If you were around Charlotte when the Hornets left for New Orleans, then these recent events involving the Sacramento Kings are an exercise in déjà vu.
A relatively small major-league market has a love affair with its NBA team. But the arena that team plays in is outdated as far as providing revenue sources. The city is reluctant to pay for a new arena, and negotiations between the city and the team owners undermine a sense of trust
While the NBA isnt particularly enamored with the team owners, it feels obligated to side with them. So the end game is moving the team to another city looking to replace the NBA team it once lost.
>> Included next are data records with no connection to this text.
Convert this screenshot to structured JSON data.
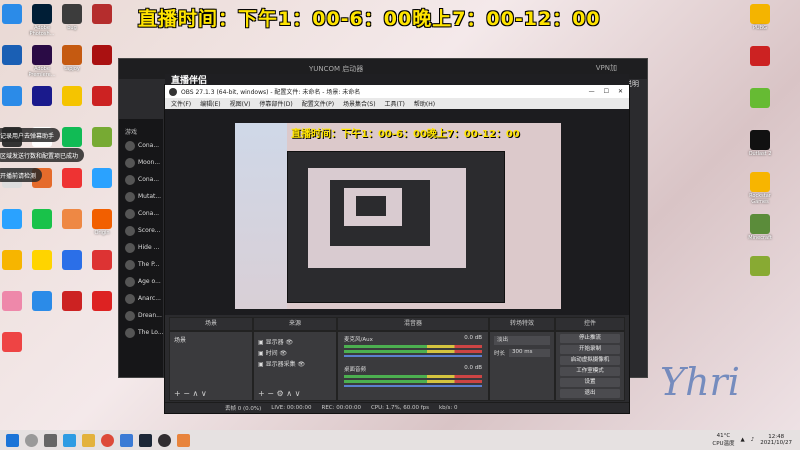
{
  "banner": "直播时间：下午1：00-6：00晚上7：00-12：00",
  "desktop_left": [
    {
      "label": "",
      "color": "#2b8be8"
    },
    {
      "label": "Adobe Photosh...",
      "color": "#001e36"
    },
    {
      "label": "bug",
      "color": "#3c3c3c"
    },
    {
      "label": "",
      "color": "#b52d2d"
    },
    {
      "label": "",
      "color": "#1a5fb4"
    },
    {
      "label": "Adobe Premiere...",
      "color": "#2a0b45"
    },
    {
      "label": "tapjoy",
      "color": "#c55a11"
    },
    {
      "label": "",
      "color": "#a11"
    },
    {
      "label": "",
      "color": "#2b8be8"
    },
    {
      "label": "",
      "color": "#1a1a8c"
    },
    {
      "label": "",
      "color": "#f5c400"
    },
    {
      "label": "",
      "color": "#c22"
    },
    {
      "label": "",
      "color": "#333"
    },
    {
      "label": "",
      "color": "#fff"
    },
    {
      "label": "",
      "color": "#1b5"
    },
    {
      "label": "",
      "color": "#7a3"
    },
    {
      "label": "",
      "color": "#ddd"
    },
    {
      "label": "",
      "color": "#e56b2b"
    },
    {
      "label": "",
      "color": "#e33"
    },
    {
      "label": "",
      "color": "#2aa2ff"
    },
    {
      "label": "",
      "color": "#2aa2ff"
    },
    {
      "label": "",
      "color": "#19c24a"
    },
    {
      "label": "",
      "color": "#e84"
    },
    {
      "label": "Origin",
      "color": "#f25f00"
    },
    {
      "label": "",
      "color": "#f7b500"
    },
    {
      "label": "",
      "color": "#ffd400"
    },
    {
      "label": "",
      "color": "#2b6fe8"
    },
    {
      "label": "",
      "color": "#d33"
    },
    {
      "label": "",
      "color": "#e8a"
    },
    {
      "label": "",
      "color": "#2b8be8"
    },
    {
      "label": "",
      "color": "#c22"
    },
    {
      "label": "",
      "color": "#d22"
    },
    {
      "label": "",
      "color": "#e44"
    }
  ],
  "desktop_right": [
    {
      "label": "PUBG",
      "color": "#f4b400"
    },
    {
      "label": "",
      "color": "#c22"
    },
    {
      "label": "",
      "color": "#6b3"
    },
    {
      "label": "Outlast 2",
      "color": "#111"
    },
    {
      "label": "Rockstar Games",
      "color": "#f7b500"
    },
    {
      "label": "Minecraft",
      "color": "#5b8c3a"
    },
    {
      "label": "",
      "color": "#8a3"
    }
  ],
  "toasts": [
    "记录用户去弹幕助手",
    "区域发送行数和配置项已成功",
    "开播前请检测"
  ],
  "back_window": {
    "title": "YUNCOM 启动器",
    "app_name": "VPN加",
    "user": "补丁说明",
    "nav_label": "游戏",
    "games": [
      "Cona...",
      "Moon...",
      "Cona...",
      "Mutat...",
      "Cona...",
      "Score...",
      "Hide ...",
      "The P...",
      "Age o...",
      "Anarc...",
      "Drean...",
      "The Lo..."
    ]
  },
  "obs": {
    "appbar_title": "直播伴侣",
    "title": "OBS 27.1.3 (64-bit, windows) - 配置文件: 未命名 - 场景: 未命名",
    "menu": [
      "文件(F)",
      "编辑(E)",
      "视图(V)",
      "停靠部件(D)",
      "配置文件(P)",
      "场景集合(S)",
      "工具(T)",
      "帮助(H)"
    ],
    "dock_headers": [
      "场景",
      "来源",
      "混音器",
      "转场特效",
      "控件"
    ],
    "scenes": [
      "场景"
    ],
    "sources": [
      "显示器",
      "时间",
      "显示器采集"
    ],
    "mixer": [
      {
        "name": "麦克风/Aux",
        "db": "0.0 dB"
      },
      {
        "name": "桌面音频",
        "db": "0.0 dB"
      }
    ],
    "transition": {
      "type": "淡出",
      "duration_label": "时长",
      "duration": "300 ms"
    },
    "controls": [
      "停止推流",
      "开始录制",
      "启动虚拟摄像机",
      "工作室模式",
      "设置",
      "退出"
    ],
    "status": [
      "丢帧 0 (0.0%)",
      "LIVE: 00:00:00",
      "REC: 00:00:00",
      "CPU: 1.7%, 60.00 fps",
      "kb/s: 0"
    ],
    "preview_overlay": "直播时间：下午1：00-6：00晚上7：00-12：00"
  },
  "tray": {
    "temp": "41°C",
    "cpu": "CPU温度",
    "time": "12:48",
    "date": "2021/10/27"
  },
  "watermark": "Yhri"
}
Substitute the Maloof brothers for George Shinn and Ray Wooldridge and Seattle for the Big Easy, and youve summed up the parallels.
The Maloof family owners of the Kings are reportedly discussing a deal to sell the franchise for $500 million. That deal would also move the Kings to Seattle, effectively replacing the Sonics, who became the Oklahoma City Thunder.
The only real difference between the Hornets departure and whats happening with the Kings is the NBA immediately investigated putting another expansion team in Charlotte. Frankly, I dont know that Sacramento, the capital of California, will ever get another major-league team.
Thats a shame because Sacramento fans were great in support of the Kings, and not just when the Chris Webber-Vlade Divac teams were chasing a title. The fan base came to be known as Cow-bell Nation, for the noisemaker of choice. The place rocked for the longest time.
The biggest thing I learned while covering the Hornets departure was this: Owners love to say these teams belong to the town and the fans. Its effective marketing because you want these teams to be perceived as public resources.
Theyre not theyre private property, and when theres someplace else these teams can make more money, theyll move. Once Seattle agreed to pony up for a new arena, the Maloofs had the escape route they desired.
Assuming that $500 million price tag is legitimate, the Kings would reset the bar for NBA team sales. Theres a reason the Maloofs would be paid a premium: Its called portability this team can move. There would be relocation costs, but none so daunting they would keep a deal from closing.
That doesnt happen every day. Usually when an NBA team is for sale, theres some arena lease or other mechanism tying it to its current market. Or theres an owner expecting assurances the team hes selling wont desert the city where he lives.
This is different: The Maloofs are Las Vegas guys and they want/need to cash out. While theres a lot at stake for Sacramento, it might already be too late for that city to hang on to its only major-league team.
Five passing thoughts on the Bobcats and the NBA:
• It sounds like the parting of the Milwaukee Bucks and coach Scott Skiles last week was at least as much Skiles dumping the Bucks as the Bucks dumping Skiles. Skiles was coming to the end of his contract and it was clear he didnt like the team he was coaching. Last time I was in Milwaukee, Skiles sounded exasperated. Then again, when has Skiles in his 13th season as a head coach not seemed exasperated?
• That massive contract the Bobcats once awarded Emeka Okafor finally ends next season. He was dealt twice, first to the Hornets and then to the Washington Wizards. Look for the Wizards to deal that expiring contract for a young player after this season. Teams looking to avoid the more punitive luxury tax in this collective bargaining agreement will find Okafors $14.5 million salary slot attractive.
• Ex-Bobcats guard Shaun Livingston, who went to the Bucks in the Stephen Jackson deal, continues to bounce around the league. After the Wizards cut him, the Cleveland Cavaliers claimed him off waivers. Livingston almost immediately got into Clevelands rotation; hes a good complement to Kyrie Irving. I hope Livingston establishes himself there, because hes a total pro.
• Theres a side of me dying to know exactly what Bostons Kevin Garnett said to New Yorks Carmelo Anthony to cause Anthony to go stalking after him later. And then I think whatever KG said must have been pretty disgusting and personal, so maybe no one should hear it.
• Final thought on Garnett: All these years later, shouldnt everyone in the NBA know hes a chronic agitator? Just ignore him or laugh at the game hes trying to play with your head.